Dungeness crab fishermen in California are delaying the start of their season in protest of low prices offered by processors. The California Department of Fish and Wildlife (CDFW) has expanded the state's coast for commercial Dungeness crab fishing, with limited fishing set to open on January 18 in zones 3 through 6, spanning from the Sonoma-Mendocino county line to the U.S.-Mexico border. Fishermen in these zones will face a 50 percent trap reduction rule to minimize entanglement risks for humpback whales, whose presence caused two previous delays in the season.
In response to the challenging conditions faced by California's commercial fishing industry, CDFW Director Charlton H. Bonham stated on January 11, "Today’s action in the Central Management Area strikes a balance. It protects whales and turtles and allows our hardworking commercial fishing fleet to provide fresh, sustainable crab to California residents."
Negotiations between the industry and CDFW successfully reduced the trap reduction rule from the initially proposed 70 percent, citing a low number of whales off the coast.
Further north, commercial Dungeness crab fishing from Cape Falcon, Oregon, to Klipsan Beach, Washington, is scheduled to commence on February 1. Delays in this area were attributed to substandard meat fill discovered during testing, and the Washington Department of Fish and Wildlife will announce details for the area north of Klipsan Beach at a later date.
Despite the green light to start fishing, some California fishermen are holding out for higher prices. Jake McMaster, captain of the Eureka-based Captain Banjo, expressed dissatisfaction with the offered price of USD 3 (EUR 2.74) per pound, countering with USD 3.50 (EUR 3.20) on January 1, which remains unanswered.

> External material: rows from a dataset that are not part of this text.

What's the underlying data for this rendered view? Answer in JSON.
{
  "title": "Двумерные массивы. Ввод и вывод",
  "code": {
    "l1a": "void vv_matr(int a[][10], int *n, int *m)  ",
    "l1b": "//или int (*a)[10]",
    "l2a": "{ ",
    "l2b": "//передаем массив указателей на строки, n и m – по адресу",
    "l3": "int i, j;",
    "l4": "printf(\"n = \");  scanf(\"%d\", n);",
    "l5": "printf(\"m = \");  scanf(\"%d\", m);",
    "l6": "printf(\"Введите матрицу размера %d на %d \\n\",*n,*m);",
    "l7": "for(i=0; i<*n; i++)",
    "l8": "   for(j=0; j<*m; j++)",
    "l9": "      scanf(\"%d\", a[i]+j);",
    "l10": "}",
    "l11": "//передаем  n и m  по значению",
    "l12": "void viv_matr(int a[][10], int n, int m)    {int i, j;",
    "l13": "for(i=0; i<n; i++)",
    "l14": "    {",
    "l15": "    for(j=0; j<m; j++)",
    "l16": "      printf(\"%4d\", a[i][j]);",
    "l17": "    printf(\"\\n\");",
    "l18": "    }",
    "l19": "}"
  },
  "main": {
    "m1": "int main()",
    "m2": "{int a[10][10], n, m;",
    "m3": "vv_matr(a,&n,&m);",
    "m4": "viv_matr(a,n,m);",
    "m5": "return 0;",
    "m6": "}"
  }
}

While the current processor-offered price is higher than last season, fishermen in Oregon are reportedly receiving over USD 3.50 per pound. Fishermen believe that setting a lower initial price allows processors to maintain profitability as the season progresses.

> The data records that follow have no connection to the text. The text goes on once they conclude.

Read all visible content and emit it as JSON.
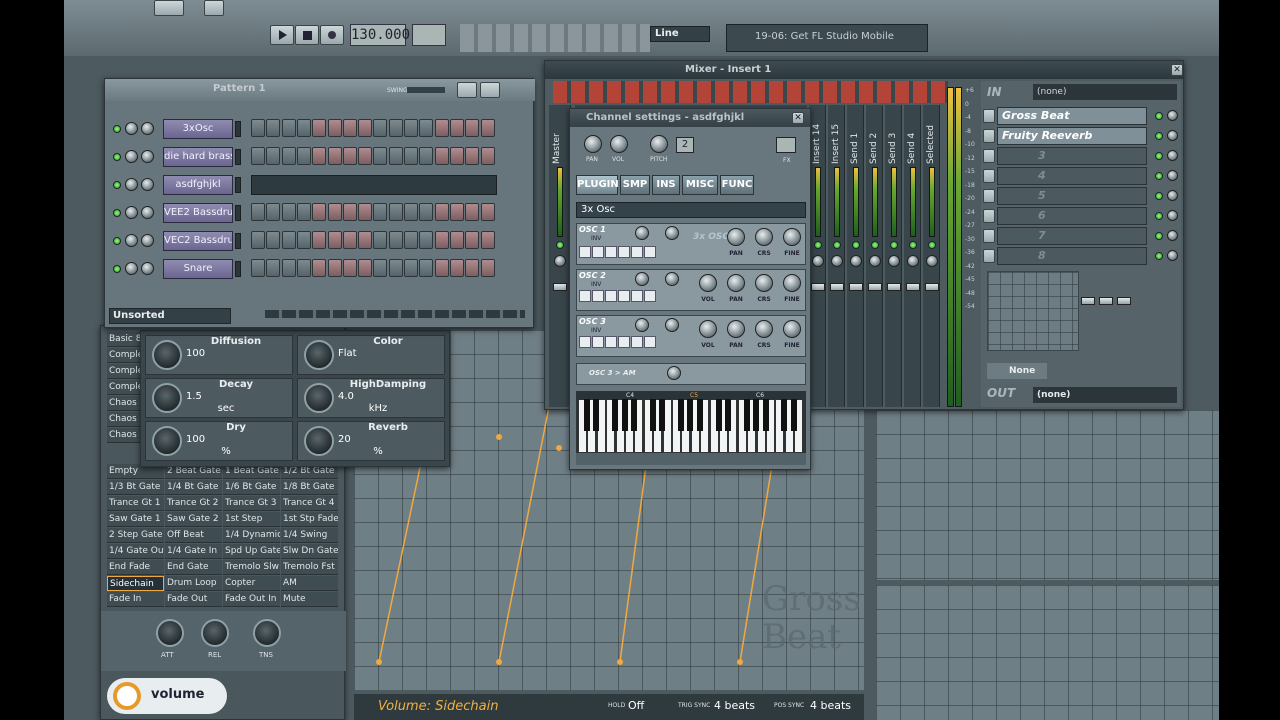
{
  "toolbar": {
    "tempo": "130.000",
    "mode": "Line",
    "hint": "19-06: Get FL Studio Mobile"
  },
  "step_seq": {
    "pattern": "Pattern 1",
    "swing_label": "SWING",
    "filter": "Unsorted",
    "channels": [
      {
        "name": "3xOsc",
        "steps": [
          0,
          0,
          0,
          0,
          1,
          1,
          1,
          1,
          0,
          0,
          0,
          0,
          1,
          1,
          1,
          1
        ]
      },
      {
        "name": "die hard brass",
        "steps": [
          0,
          0,
          0,
          0,
          1,
          1,
          1,
          1,
          0,
          0,
          0,
          0,
          1,
          1,
          1,
          1
        ]
      },
      {
        "name": "asdfghjkl",
        "steps": []
      },
      {
        "name": "VEE2 Bassdru...",
        "steps": [
          0,
          0,
          0,
          0,
          1,
          1,
          1,
          1,
          0,
          0,
          0,
          0,
          1,
          1,
          1,
          1
        ]
      },
      {
        "name": "VEC2 Bassdru...",
        "steps": [
          0,
          0,
          0,
          0,
          1,
          1,
          1,
          1,
          0,
          0,
          0,
          0,
          1,
          1,
          1,
          1
        ]
      },
      {
        "name": "Snare",
        "steps": [
          0,
          0,
          0,
          0,
          1,
          1,
          1,
          1,
          0,
          0,
          0,
          0,
          1,
          1,
          1,
          1
        ]
      }
    ]
  },
  "reverb": {
    "params": [
      {
        "label": "Diffusion",
        "value": "100",
        "unit": ""
      },
      {
        "label": "Color",
        "value": "Flat",
        "unit": ""
      },
      {
        "label": "Decay",
        "value": "1.5",
        "unit": "sec"
      },
      {
        "label": "HighDamping",
        "value": "4.0",
        "unit": "kHz"
      },
      {
        "label": "Dry",
        "value": "100",
        "unit": "%"
      },
      {
        "label": "Reverb",
        "value": "20",
        "unit": "%"
      }
    ]
  },
  "gross_beat": {
    "side_items": [
      "Basic 8",
      "Comple",
      "Comple",
      "Comple",
      "Chaos",
      "Chaos",
      "Chaos"
    ],
    "presets": [
      [
        "Empty",
        "2 Beat Gate",
        "1 Beat Gate",
        "1/2 Bt Gate"
      ],
      [
        "1/3 Bt Gate",
        "1/4 Bt Gate",
        "1/6 Bt Gate",
        "1/8 Bt Gate"
      ],
      [
        "Trance Gt 1",
        "Trance Gt 2",
        "Trance Gt 3",
        "Trance Gt 4"
      ],
      [
        "Saw Gate 1",
        "Saw Gate 2",
        "1st Step",
        "1st Stp Fade"
      ],
      [
        "2 Step Gate",
        "Off Beat",
        "1/4 Dynamic",
        "1/4 Swing"
      ],
      [
        "1/4 Gate Out",
        "1/4 Gate In",
        "Spd Up Gate",
        "Slw Dn Gate"
      ],
      [
        "End Fade",
        "End Gate",
        "Tremolo Slw",
        "Tremolo Fst"
      ],
      [
        "Sidechain",
        "Drum Loop",
        "Copter",
        "AM"
      ],
      [
        "Fade In",
        "Fade Out",
        "Fade Out In",
        "Mute"
      ]
    ],
    "knob_labels": [
      "ATT",
      "REL",
      "TNS"
    ],
    "mode_label": "volume",
    "status": "Volume: Sidechain",
    "hold_label": "HOLD",
    "hold_value": "Off",
    "trig_label": "TRIG SYNC",
    "trig_value": "4 beats",
    "pos_label": "POS SYNC",
    "pos_value": "4 beats",
    "watermark": [
      "Gross",
      "Beat"
    ]
  },
  "mixer": {
    "title": "Mixer - Insert 1",
    "strips": [
      "Master",
      "Insert 14",
      "Insert 15",
      "Send 1",
      "Send 2",
      "Send 3",
      "Send 4",
      "Selected"
    ],
    "in_label": "IN",
    "in_value": "(none)",
    "out_label": "OUT",
    "out_value": "(none)",
    "slots": [
      "Gross Beat",
      "Fruity Reeverb",
      "3",
      "4",
      "5",
      "6",
      "7",
      "8"
    ],
    "none_label": "None",
    "db_ticks": [
      "+6",
      "0",
      "-4",
      "-8",
      "-10",
      "-12",
      "-15",
      "-18",
      "-20",
      "-24",
      "-27",
      "-30",
      "-36",
      "-42",
      "-45",
      "-48",
      "-54"
    ]
  },
  "channel_settings": {
    "title": "Channel settings - asdfghjkl",
    "knob_labels": [
      "PAN",
      "VOL",
      "PITCH"
    ],
    "fx_label": "FX",
    "fx_number": "2",
    "tabs": [
      "PLUGIN",
      "SMP",
      "INS",
      "MISC",
      "FUNC"
    ],
    "plugin": "3x Osc",
    "osc": [
      {
        "label": "OSC 1",
        "knobs": [
          "PAN",
          "CRS",
          "FINE"
        ]
      },
      {
        "label": "OSC 2",
        "knobs": [
          "VOL",
          "PAN",
          "CRS",
          "FINE"
        ]
      },
      {
        "label": "OSC 3",
        "knobs": [
          "VOL",
          "PAN",
          "CRS",
          "FINE"
        ]
      }
    ],
    "inv": "INV",
    "logo": "3x OSC",
    "osc3am": "OSC 3 > AM",
    "keys_labels": [
      "C4",
      "C5",
      "C6"
    ]
  }
}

Reports suggest that Pacific Seafood, a major player in the Dungeness crab market, is setting local prices lower than other areas on the U.S. West Coast. Fishermen are also concerned about a clause in Pacific Seafood's offer that allows it to lower the per-pound rate later in the season if market conditions worsen. Jenna Lee's Seafood, based in Eureka, announced on Facebook that it joined the strike in solidarity with local fishermen, emphasizing the need for a fair base price.
Pacific Seafood declined to comment on the issue, directing inquiries to the West Coast Seafood Processors Association. Executive Director Lori Steele stated that the association does not engage in price negotiations or comment on specific situations between fishermen and processors.

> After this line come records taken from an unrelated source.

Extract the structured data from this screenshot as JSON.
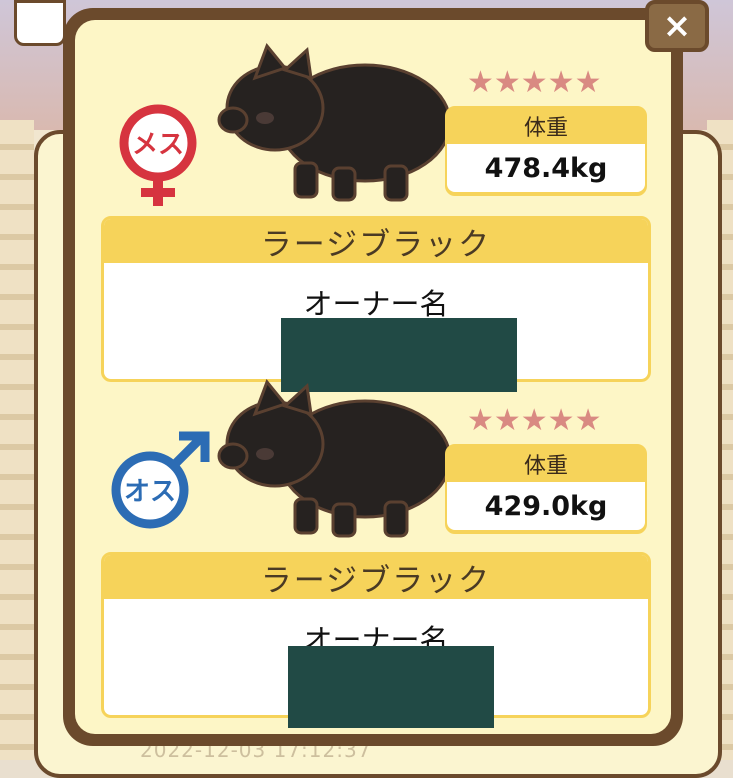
{
  "dialog": {
    "close_label": "×",
    "pigs": [
      {
        "sex": "female",
        "sex_label": "メス",
        "sex_color": "#d6343f",
        "stars": "★★★★★",
        "weight_label": "体重",
        "weight_value": "478.4kg",
        "breed": "ラージブラック",
        "owner_label": "オーナー名"
      },
      {
        "sex": "male",
        "sex_label": "オス",
        "sex_color": "#2c6cb4",
        "stars": "★★★★★",
        "weight_label": "体重",
        "weight_value": "429.0kg",
        "breed": "ラージブラック",
        "owner_label": "オーナー名"
      }
    ]
  },
  "background": {
    "timestamp": "2022-12-03 17:12:37"
  },
  "colors": {
    "frame": "#6b4a2c",
    "panel": "#fdf6c6",
    "header_yellow": "#f6d35a",
    "star_pink": "#d98a82",
    "redaction": "#214a45"
  }
}
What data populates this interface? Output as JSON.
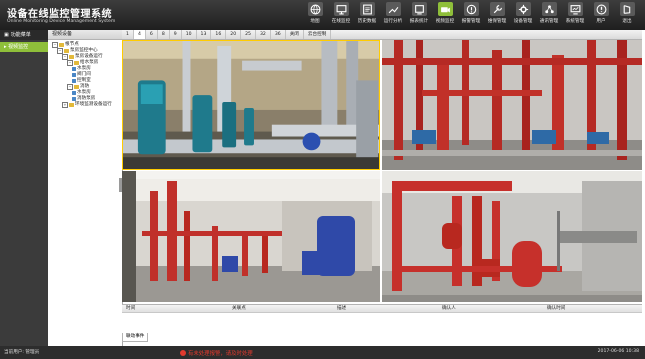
{
  "header": {
    "title": "设备在线监控管理系统",
    "subtitle": "Online Monitoring Device Management System",
    "toolbar": [
      {
        "label": "地图",
        "icon": "globe-icon"
      },
      {
        "label": "在线监控",
        "icon": "monitor-icon"
      },
      {
        "label": "历史数据",
        "icon": "history-icon"
      },
      {
        "label": "运行分析",
        "icon": "analysis-icon"
      },
      {
        "label": "报表统计",
        "icon": "report-icon"
      },
      {
        "label": "视频监控",
        "icon": "camera-icon"
      },
      {
        "label": "报警管理",
        "icon": "alarm-icon"
      },
      {
        "label": "维保管理",
        "icon": "wrench-icon"
      },
      {
        "label": "设备管理",
        "icon": "gear-icon"
      },
      {
        "label": "通讯管理",
        "icon": "network-icon"
      },
      {
        "label": "系统管理",
        "icon": "settings-monitor-icon"
      },
      {
        "label": "用户",
        "icon": "user-icon"
      },
      {
        "label": "退出",
        "icon": "exit-icon"
      }
    ]
  },
  "left_panel": {
    "header": "功能菜单",
    "items": [
      {
        "label": "视频监控"
      }
    ]
  },
  "tree_panel": {
    "header": "视频设备",
    "nodes": [
      {
        "label": "根节点",
        "level": 0,
        "toggle": "−",
        "kind": "folder"
      },
      {
        "label": "泵房监控中心",
        "level": 1,
        "toggle": "−",
        "kind": "folder"
      },
      {
        "label": "泵房设备运行",
        "level": 2,
        "toggle": "−",
        "kind": "folder"
      },
      {
        "label": "给水泵房",
        "level": 3,
        "toggle": "−",
        "kind": "folder"
      },
      {
        "label": "水泵房",
        "level": 4,
        "toggle": "",
        "kind": "camera"
      },
      {
        "label": "阀门间",
        "level": 4,
        "toggle": "",
        "kind": "camera"
      },
      {
        "label": "控制室",
        "level": 4,
        "toggle": "",
        "kind": "camera"
      },
      {
        "label": "消防",
        "level": 3,
        "toggle": "−",
        "kind": "folder"
      },
      {
        "label": "水泵房",
        "level": 4,
        "toggle": "",
        "kind": "camera"
      },
      {
        "label": "消防泵房",
        "level": 4,
        "toggle": "",
        "kind": "camera"
      },
      {
        "label": "环境监测设备运行",
        "level": 2,
        "toggle": "+",
        "kind": "folder"
      }
    ]
  },
  "tabs": [
    "1",
    "4",
    "6",
    "8",
    "9",
    "10",
    "13",
    "16",
    "20",
    "25",
    "32",
    "36",
    "关闭",
    "云台控制"
  ],
  "active_tab": 1,
  "events": {
    "columns": [
      "时间",
      "关联点",
      "描述",
      "确认人",
      "确认时间"
    ],
    "tab_label": "联动事件"
  },
  "status": {
    "left": "当前用户: 管理员",
    "alert": "有未处理报警，请及时处理",
    "right": "2017-06-06 10:38"
  },
  "colors": {
    "accent": "#8fbf3a",
    "header_bg": "#2b2b2b",
    "alert": "#e23a2e"
  }
}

Several local fishermen, speaking anonymously, believe the low price strategy is an attempt by large seafood-processing companies to force small boats out of business, acquire permits at a discount, and then utilize corporate fleets for fishing.
Pacific Seafood is currently facing a lawsuit for alleged anti-competitive behavior in the U.S. West Coast Dungeness crab market, which they have moved to dismiss as "completely baseless."
Source: Cliff White (January 15, 2024). California Dungeness crab fishermen strike for better prices as season opens. Seafood Source. https://www.seafoodsource.com/news/supply-trade/california-dungeness-crab-fishermen-striking-for-better-prices-as-season-opens